◆ PROBLEM REQUIREMENTS ◆
Only lines holding "Code" are needed; copy each of them from the data below.

◆ EXERCISE MATERIAL ◆
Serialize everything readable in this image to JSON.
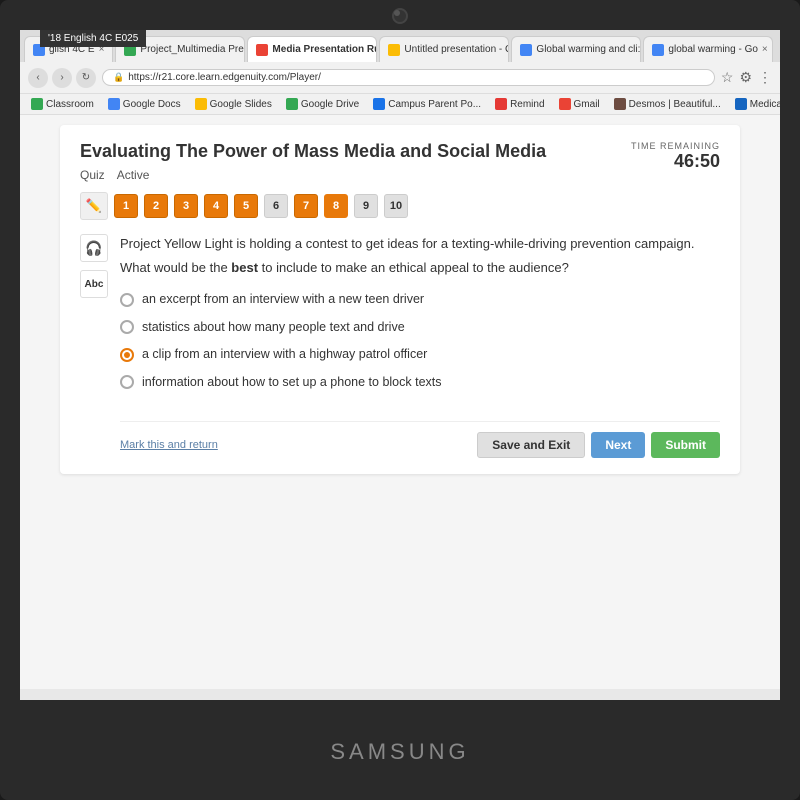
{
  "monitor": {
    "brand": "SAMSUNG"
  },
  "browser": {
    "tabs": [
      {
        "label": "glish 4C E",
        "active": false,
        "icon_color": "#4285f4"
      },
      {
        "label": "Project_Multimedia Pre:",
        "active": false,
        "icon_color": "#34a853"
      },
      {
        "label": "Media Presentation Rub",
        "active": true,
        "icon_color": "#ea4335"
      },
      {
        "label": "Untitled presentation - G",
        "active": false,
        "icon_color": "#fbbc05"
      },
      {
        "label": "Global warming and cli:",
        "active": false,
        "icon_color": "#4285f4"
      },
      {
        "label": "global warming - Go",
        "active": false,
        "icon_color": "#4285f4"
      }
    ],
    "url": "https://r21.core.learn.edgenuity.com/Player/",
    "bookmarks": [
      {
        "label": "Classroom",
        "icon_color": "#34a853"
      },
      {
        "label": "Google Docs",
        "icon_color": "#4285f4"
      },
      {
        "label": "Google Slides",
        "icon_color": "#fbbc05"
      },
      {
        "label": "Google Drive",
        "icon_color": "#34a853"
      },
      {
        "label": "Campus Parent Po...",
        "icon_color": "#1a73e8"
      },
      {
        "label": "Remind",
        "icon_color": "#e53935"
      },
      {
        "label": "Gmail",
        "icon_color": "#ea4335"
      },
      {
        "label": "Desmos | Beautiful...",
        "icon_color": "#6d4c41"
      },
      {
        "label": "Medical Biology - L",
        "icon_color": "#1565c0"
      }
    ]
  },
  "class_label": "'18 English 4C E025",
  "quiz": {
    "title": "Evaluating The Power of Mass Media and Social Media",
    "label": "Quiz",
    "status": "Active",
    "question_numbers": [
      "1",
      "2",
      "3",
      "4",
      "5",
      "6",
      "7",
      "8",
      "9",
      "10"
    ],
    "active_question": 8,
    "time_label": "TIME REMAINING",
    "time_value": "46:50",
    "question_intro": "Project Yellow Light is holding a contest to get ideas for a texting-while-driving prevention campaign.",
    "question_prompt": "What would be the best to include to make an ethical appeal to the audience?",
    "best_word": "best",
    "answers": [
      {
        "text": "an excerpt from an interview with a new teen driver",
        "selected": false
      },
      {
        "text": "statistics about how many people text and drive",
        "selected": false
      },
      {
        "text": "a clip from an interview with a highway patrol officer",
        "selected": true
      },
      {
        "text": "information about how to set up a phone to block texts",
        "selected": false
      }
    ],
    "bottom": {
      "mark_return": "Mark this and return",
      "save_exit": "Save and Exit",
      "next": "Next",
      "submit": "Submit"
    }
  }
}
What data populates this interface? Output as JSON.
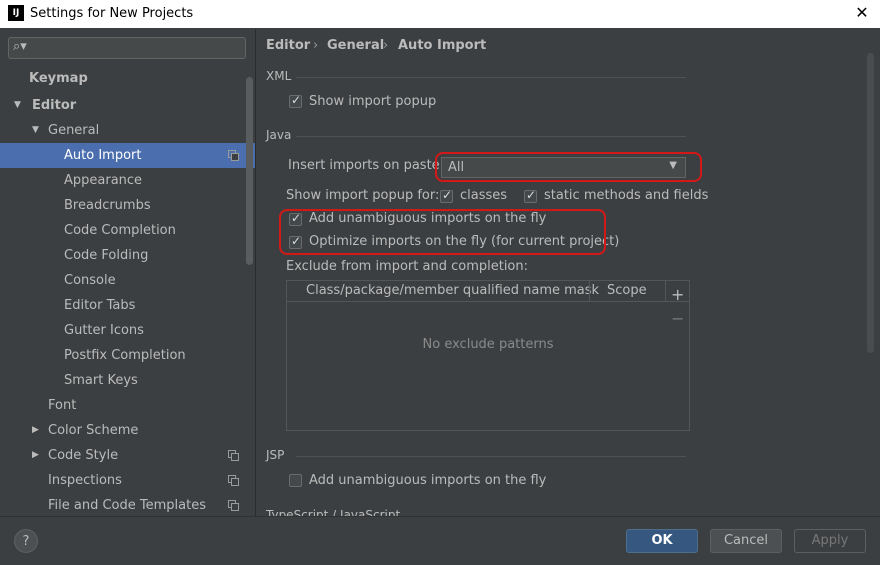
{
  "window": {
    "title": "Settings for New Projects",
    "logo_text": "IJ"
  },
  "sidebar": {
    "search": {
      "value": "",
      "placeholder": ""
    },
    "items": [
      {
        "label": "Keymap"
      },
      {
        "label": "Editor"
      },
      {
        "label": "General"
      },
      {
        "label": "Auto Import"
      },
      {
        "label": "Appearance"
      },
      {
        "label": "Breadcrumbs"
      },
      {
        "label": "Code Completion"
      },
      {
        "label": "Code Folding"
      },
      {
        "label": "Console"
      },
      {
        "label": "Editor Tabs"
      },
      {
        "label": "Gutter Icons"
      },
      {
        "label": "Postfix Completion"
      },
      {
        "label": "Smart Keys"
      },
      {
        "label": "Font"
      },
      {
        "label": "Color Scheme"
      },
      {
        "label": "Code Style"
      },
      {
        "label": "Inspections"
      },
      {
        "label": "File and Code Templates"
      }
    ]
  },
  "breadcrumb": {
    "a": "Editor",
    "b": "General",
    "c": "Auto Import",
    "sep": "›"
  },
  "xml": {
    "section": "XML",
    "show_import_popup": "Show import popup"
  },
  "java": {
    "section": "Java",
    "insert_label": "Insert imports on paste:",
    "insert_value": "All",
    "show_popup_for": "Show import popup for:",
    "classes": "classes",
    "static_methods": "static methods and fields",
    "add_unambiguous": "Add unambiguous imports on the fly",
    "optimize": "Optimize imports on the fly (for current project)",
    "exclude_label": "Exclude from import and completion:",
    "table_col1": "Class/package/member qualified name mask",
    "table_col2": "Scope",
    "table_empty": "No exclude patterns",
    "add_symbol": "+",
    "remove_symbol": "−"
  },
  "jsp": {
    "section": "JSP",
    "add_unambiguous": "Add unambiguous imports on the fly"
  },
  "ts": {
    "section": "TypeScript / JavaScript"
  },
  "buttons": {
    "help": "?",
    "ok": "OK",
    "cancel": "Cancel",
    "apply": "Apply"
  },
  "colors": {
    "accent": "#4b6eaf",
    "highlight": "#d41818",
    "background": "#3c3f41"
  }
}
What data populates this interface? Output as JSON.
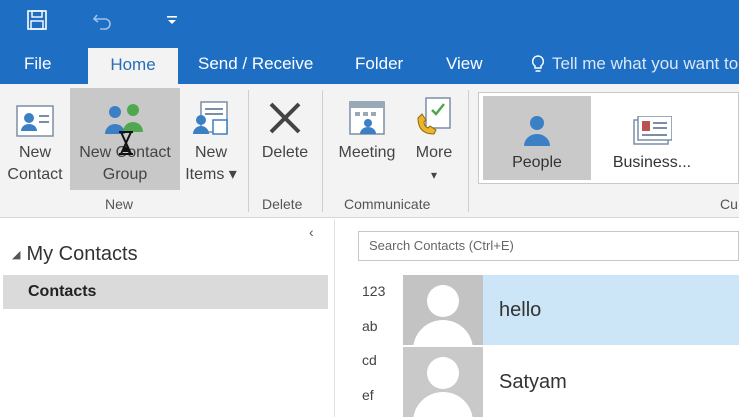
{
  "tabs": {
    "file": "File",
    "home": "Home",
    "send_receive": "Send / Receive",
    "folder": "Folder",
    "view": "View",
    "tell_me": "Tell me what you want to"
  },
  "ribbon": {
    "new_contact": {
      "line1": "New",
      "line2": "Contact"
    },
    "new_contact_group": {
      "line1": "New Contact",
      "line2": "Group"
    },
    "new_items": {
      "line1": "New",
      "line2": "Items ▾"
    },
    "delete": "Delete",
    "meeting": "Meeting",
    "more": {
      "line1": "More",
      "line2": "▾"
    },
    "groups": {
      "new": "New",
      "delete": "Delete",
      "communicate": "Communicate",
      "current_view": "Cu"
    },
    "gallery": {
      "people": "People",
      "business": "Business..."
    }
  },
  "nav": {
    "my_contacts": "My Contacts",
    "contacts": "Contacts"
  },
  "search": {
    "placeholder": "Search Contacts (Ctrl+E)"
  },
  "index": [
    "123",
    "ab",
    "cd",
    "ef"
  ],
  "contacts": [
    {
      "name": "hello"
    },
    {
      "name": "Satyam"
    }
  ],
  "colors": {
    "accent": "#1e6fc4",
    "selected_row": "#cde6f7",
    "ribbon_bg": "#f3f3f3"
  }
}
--
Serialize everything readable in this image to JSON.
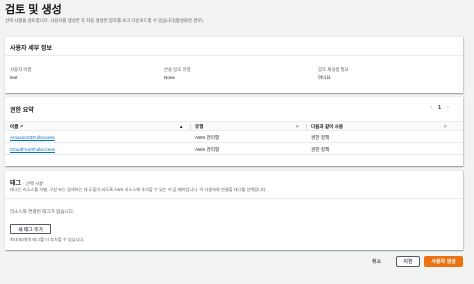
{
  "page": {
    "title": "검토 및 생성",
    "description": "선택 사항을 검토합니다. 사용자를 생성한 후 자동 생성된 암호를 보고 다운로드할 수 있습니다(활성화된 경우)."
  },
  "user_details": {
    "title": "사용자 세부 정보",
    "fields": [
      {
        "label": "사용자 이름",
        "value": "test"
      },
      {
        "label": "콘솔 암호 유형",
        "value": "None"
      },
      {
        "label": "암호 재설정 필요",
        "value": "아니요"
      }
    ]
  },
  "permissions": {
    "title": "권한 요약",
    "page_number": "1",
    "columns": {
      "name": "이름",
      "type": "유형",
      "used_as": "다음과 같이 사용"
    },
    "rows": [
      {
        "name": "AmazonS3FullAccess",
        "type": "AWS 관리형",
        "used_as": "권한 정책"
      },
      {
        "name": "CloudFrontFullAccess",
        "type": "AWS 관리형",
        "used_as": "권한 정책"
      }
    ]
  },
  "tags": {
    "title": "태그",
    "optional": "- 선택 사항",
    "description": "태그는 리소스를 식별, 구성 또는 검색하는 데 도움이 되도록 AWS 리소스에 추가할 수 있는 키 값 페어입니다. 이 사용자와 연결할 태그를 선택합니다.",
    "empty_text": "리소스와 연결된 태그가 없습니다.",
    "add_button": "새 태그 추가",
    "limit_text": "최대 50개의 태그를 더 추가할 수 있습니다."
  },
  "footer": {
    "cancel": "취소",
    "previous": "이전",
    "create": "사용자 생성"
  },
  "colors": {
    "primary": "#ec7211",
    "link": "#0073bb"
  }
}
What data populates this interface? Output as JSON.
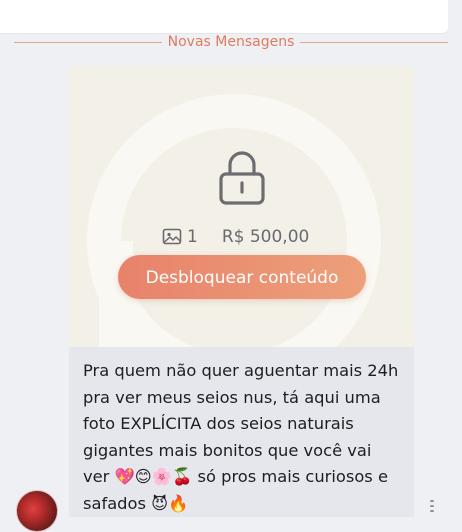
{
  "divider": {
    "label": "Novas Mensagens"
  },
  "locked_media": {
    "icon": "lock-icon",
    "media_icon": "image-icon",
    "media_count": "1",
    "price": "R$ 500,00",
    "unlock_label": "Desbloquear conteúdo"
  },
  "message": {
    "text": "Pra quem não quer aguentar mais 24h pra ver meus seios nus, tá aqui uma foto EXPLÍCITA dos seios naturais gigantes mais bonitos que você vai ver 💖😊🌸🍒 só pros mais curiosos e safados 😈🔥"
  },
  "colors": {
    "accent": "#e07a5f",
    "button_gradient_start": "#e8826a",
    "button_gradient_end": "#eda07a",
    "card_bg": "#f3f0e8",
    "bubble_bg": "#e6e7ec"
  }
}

◆ RESULT OF THE TASK ◆
        "label": "Code Completion"
        "label": "Code Folding"
        "label": "Code Style"
        "label": "File and Code Templates"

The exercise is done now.